- TRY IT:
Each line of the records below that includes "hair" adds one to the count; state the final count by itself.

———

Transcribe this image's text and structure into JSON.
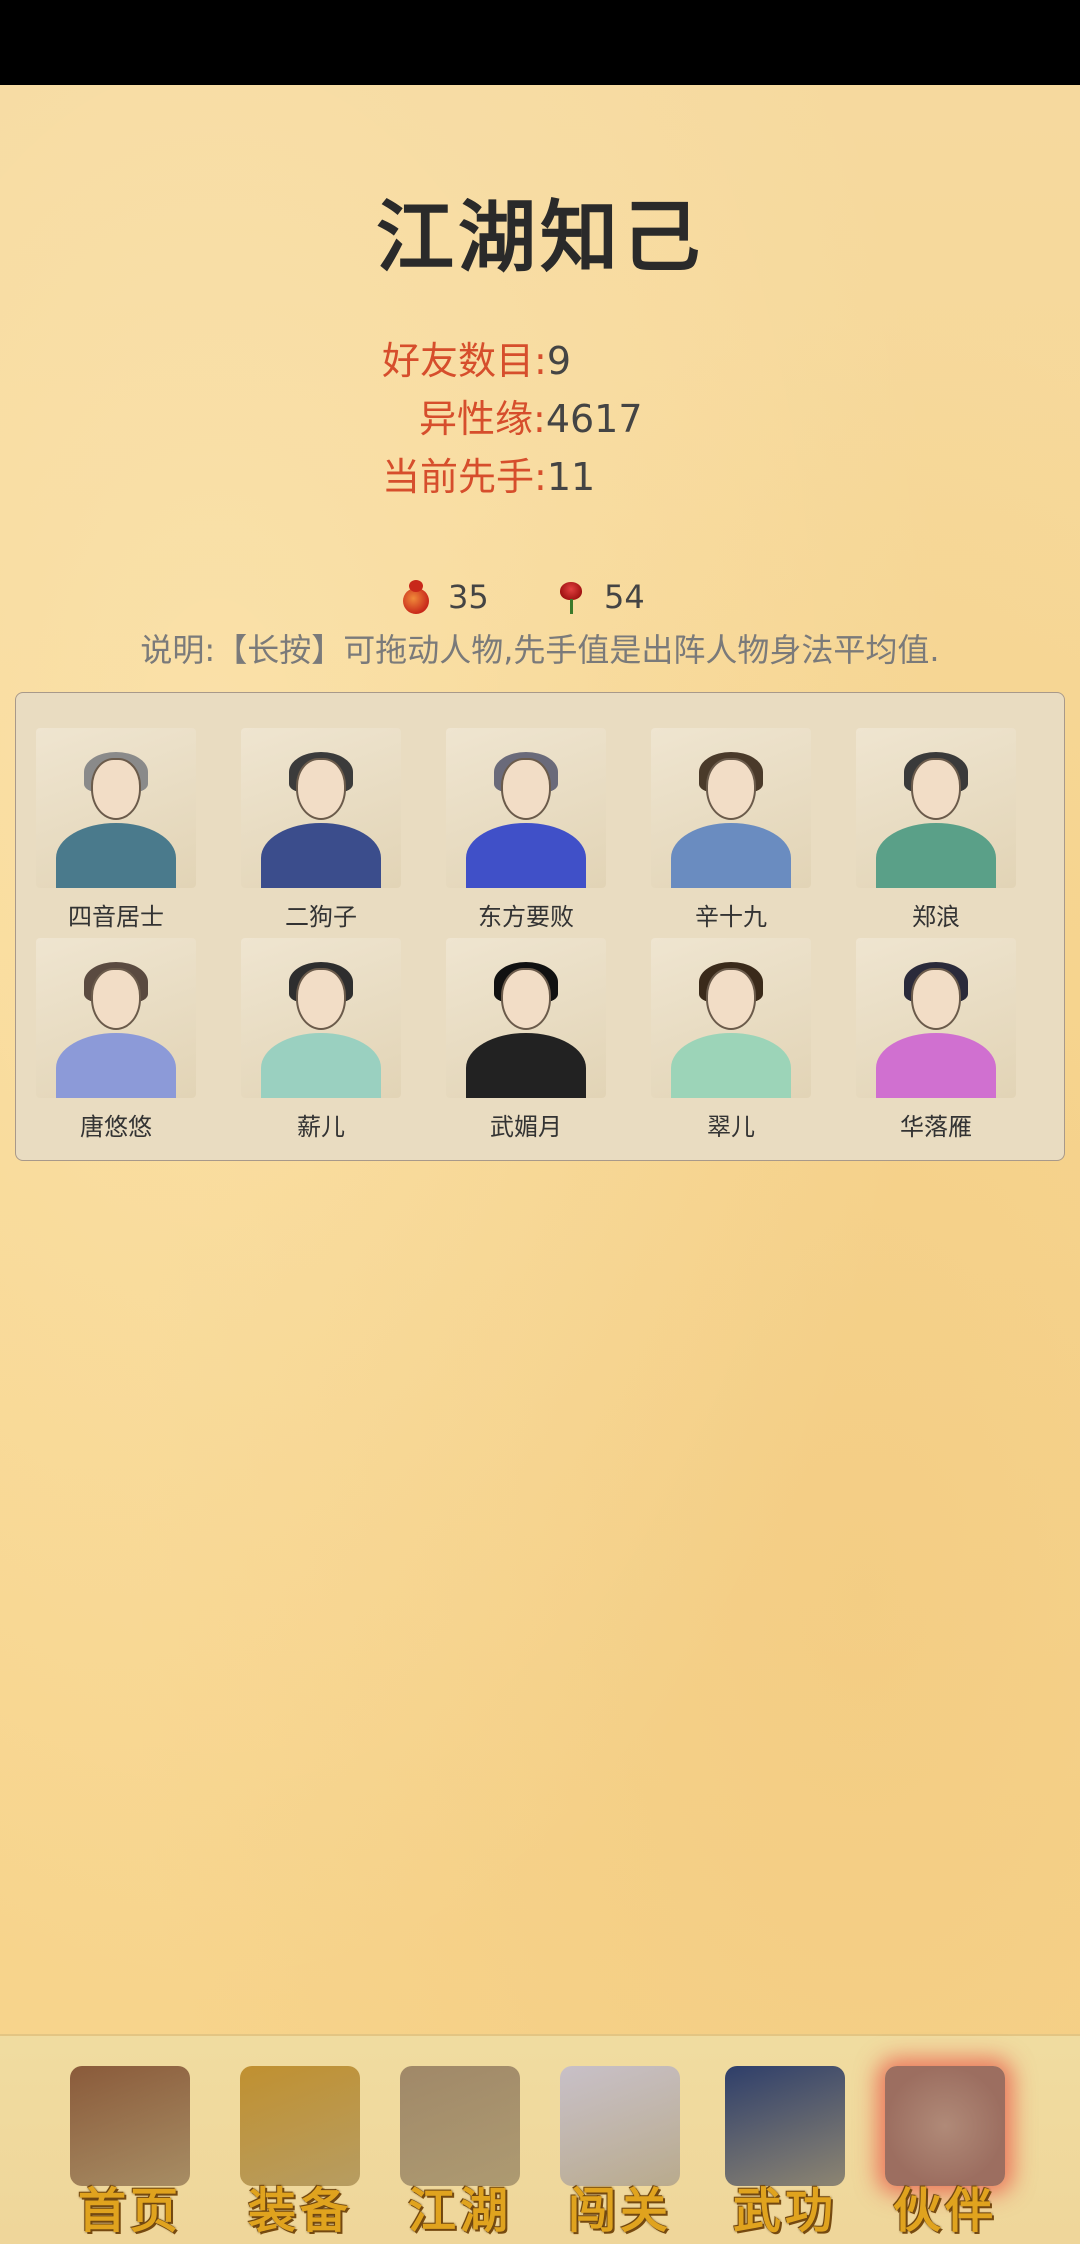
{
  "page": {
    "title": "江湖知己",
    "stats": [
      {
        "label": "好友数目",
        "sep": ":",
        "value": "9"
      },
      {
        "label": "异性缘",
        "sep": ":",
        "value": "4617"
      },
      {
        "label": "当前先手",
        "sep": ":",
        "value": "11"
      }
    ],
    "currency": [
      {
        "icon": "gourd-icon",
        "value": "35"
      },
      {
        "icon": "rose-icon",
        "value": "54"
      }
    ],
    "note": "说明:【长按】可拖动人物,先手值是出阵人物身法平均值."
  },
  "members": [
    {
      "name": "四音居士",
      "hair": "#8a8a8a",
      "body": "#4a7a8c"
    },
    {
      "name": "二狗子",
      "hair": "#3b3b3b",
      "body": "#3b4d8c"
    },
    {
      "name": "东方要败",
      "hair": "#6a6a7a",
      "body": "#4050c8"
    },
    {
      "name": "辛十九",
      "hair": "#4a3a2a",
      "body": "#6a8cc0"
    },
    {
      "name": "郑浪",
      "hair": "#3a3a3a",
      "body": "#5aa088"
    },
    {
      "name": "唐悠悠",
      "hair": "#5a4a40",
      "body": "#8c9ad8"
    },
    {
      "name": "薪儿",
      "hair": "#2e2e2e",
      "body": "#9ad0c0"
    },
    {
      "name": "武媚月",
      "hair": "#111111",
      "body": "#222222"
    },
    {
      "name": "翠儿",
      "hair": "#3a2a1a",
      "body": "#9cd4b8"
    },
    {
      "name": "华落雁",
      "hair": "#2a2a3a",
      "body": "#d070d0"
    }
  ],
  "nav": [
    {
      "label": "首页",
      "art": "#8a5a3a",
      "active": false
    },
    {
      "label": "装备",
      "art": "#c09030",
      "active": false
    },
    {
      "label": "江湖",
      "art": "#a08868",
      "active": false
    },
    {
      "label": "闯关",
      "art": "#c8c0c8",
      "active": false
    },
    {
      "label": "武功",
      "art": "#2e3e6a",
      "active": false
    },
    {
      "label": "伙伴",
      "art": "#9c6e60",
      "active": true
    }
  ],
  "colors": {
    "accent_label": "#d64e2c",
    "background": "#f7d58f",
    "panel": "#e9dcc1"
  }
}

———

- RESPONSE FOR THIS EXERCISE:
10